To review the defendant's claim that his guilt was not proven beyond a reasonable doubt, resort is had to the evidence as printed in the appendices to the briefs. No finding is necessary. Held that the evidence was ample to sustain the court's conclusion that the defendant was the man who tendered a forged check in payment of a quantity of liquor and that be was guilty as charged.
Argued October 14, 1965
Decided December 9, 1965
Information, in the first part, charging the defendant, in the first count, with the crime of forgery and, in the second count, with obtaining money and goods by false pretenses and, in the second part, with a previous conviction and imprisonment in the state prison, brought to the Superior Court in Hartford County, where the issues under the first part were tried to the court, Troland, J.; judgment of not guilty on the first count, of guilty on the second count and, the defendant having pleaded guilty to the second part of the information, of guilty on the second part, from which judgment the defendant appealed. No error.
William Barnett, special assistant public defender, for the appellant (defendant).
George D. Stoughton, assistant state's attorney, with whom, on the brief, was John D. LaBelle, state's attorney, for the appellee (state).
In a trial to the court the defendant was found guilty of the crime of obtaining, by false pretenses, money and goods of the total value of $93.20. He claims that the state did not prove his guilt beyond a reasonable doubt. The defendant filed a request for a finding in which he stated the question to be reviewed was that "upon all the evidence" he was not proven guilty beyond a reasonable doubt. To review that claim a finding was not necessary and should not have been requested since that claim could be tested only by the evidence as printed in the appendices to the briefs. State v. Taylor, 153 Conn. 72, 87, 214 A.2d 362; State v. Pundy, 147 Conn. 7, 9, 156 A.2d 193; State v. Bill, 146 Conn. 693, 694, 155 A.2d 752.

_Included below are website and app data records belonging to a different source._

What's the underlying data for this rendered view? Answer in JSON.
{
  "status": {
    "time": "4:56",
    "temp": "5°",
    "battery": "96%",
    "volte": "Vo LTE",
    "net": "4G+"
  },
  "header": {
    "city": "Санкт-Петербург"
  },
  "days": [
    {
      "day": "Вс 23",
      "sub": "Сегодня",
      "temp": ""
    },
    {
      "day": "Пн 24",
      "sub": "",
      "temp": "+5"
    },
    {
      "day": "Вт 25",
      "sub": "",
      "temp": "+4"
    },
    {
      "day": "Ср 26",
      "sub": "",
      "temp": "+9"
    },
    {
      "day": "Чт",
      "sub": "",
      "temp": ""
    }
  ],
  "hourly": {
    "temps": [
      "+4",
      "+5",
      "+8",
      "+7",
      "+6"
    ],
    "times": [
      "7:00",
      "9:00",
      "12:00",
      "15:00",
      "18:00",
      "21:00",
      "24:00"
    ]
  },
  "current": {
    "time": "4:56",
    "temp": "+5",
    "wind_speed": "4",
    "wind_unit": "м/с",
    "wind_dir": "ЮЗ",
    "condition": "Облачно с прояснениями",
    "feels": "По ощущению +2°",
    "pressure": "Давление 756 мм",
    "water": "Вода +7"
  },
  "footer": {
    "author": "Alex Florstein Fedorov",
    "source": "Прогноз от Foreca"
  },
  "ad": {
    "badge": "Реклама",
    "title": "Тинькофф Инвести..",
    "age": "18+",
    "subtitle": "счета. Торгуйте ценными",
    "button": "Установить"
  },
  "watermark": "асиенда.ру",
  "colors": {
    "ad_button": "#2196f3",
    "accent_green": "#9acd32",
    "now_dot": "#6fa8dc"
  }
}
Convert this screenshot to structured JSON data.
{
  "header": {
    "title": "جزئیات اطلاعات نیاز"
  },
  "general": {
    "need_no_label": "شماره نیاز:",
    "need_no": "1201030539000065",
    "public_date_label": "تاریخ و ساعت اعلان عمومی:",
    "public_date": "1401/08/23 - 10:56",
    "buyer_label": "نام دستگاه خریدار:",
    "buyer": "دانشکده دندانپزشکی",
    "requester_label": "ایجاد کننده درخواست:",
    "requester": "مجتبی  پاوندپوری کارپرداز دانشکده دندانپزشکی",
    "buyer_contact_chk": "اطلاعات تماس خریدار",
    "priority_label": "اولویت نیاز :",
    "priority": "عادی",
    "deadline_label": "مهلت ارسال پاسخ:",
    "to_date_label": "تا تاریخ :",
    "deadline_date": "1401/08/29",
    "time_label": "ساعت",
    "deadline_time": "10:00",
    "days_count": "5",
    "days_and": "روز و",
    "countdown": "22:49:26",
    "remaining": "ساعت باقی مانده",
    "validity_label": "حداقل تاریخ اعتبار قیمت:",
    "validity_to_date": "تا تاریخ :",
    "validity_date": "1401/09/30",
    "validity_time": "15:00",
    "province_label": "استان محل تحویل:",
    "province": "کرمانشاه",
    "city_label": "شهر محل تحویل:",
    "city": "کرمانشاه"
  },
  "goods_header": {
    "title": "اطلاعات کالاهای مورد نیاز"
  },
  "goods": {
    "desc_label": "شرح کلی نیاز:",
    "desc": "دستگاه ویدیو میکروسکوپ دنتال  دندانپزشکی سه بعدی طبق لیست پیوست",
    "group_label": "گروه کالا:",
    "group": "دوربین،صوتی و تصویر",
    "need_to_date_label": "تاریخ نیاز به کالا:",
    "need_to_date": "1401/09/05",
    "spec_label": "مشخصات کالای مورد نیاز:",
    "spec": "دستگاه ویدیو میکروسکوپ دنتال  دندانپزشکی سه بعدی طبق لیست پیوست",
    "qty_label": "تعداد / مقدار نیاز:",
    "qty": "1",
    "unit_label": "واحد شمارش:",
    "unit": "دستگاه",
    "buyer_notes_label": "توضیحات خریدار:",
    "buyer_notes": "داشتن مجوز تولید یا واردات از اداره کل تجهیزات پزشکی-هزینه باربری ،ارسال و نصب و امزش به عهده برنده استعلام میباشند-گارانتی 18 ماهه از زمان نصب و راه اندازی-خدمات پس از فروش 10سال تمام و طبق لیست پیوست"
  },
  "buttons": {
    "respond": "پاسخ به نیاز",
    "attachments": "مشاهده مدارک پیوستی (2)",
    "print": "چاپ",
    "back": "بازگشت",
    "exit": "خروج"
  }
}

There was evidence that on October 1, 1960, a man entered a package store in New Britain known as the North Package Store. He ordered four bottles of liquor and tendered a check for $93.20 in payment. This check was forged and was one of several stolen from the office of Emil Polce and Sons in Hartford. The main defense was that it was a case of mistaken identity. There was ample evidence to support the court's conclusion beyond a reasonable doubt that the defendant was the man who entered the North Package Store on October 1, 1960, and tendered the forged check in payment of his purchase of the four bottles of liquor, and that he was guilty as charged.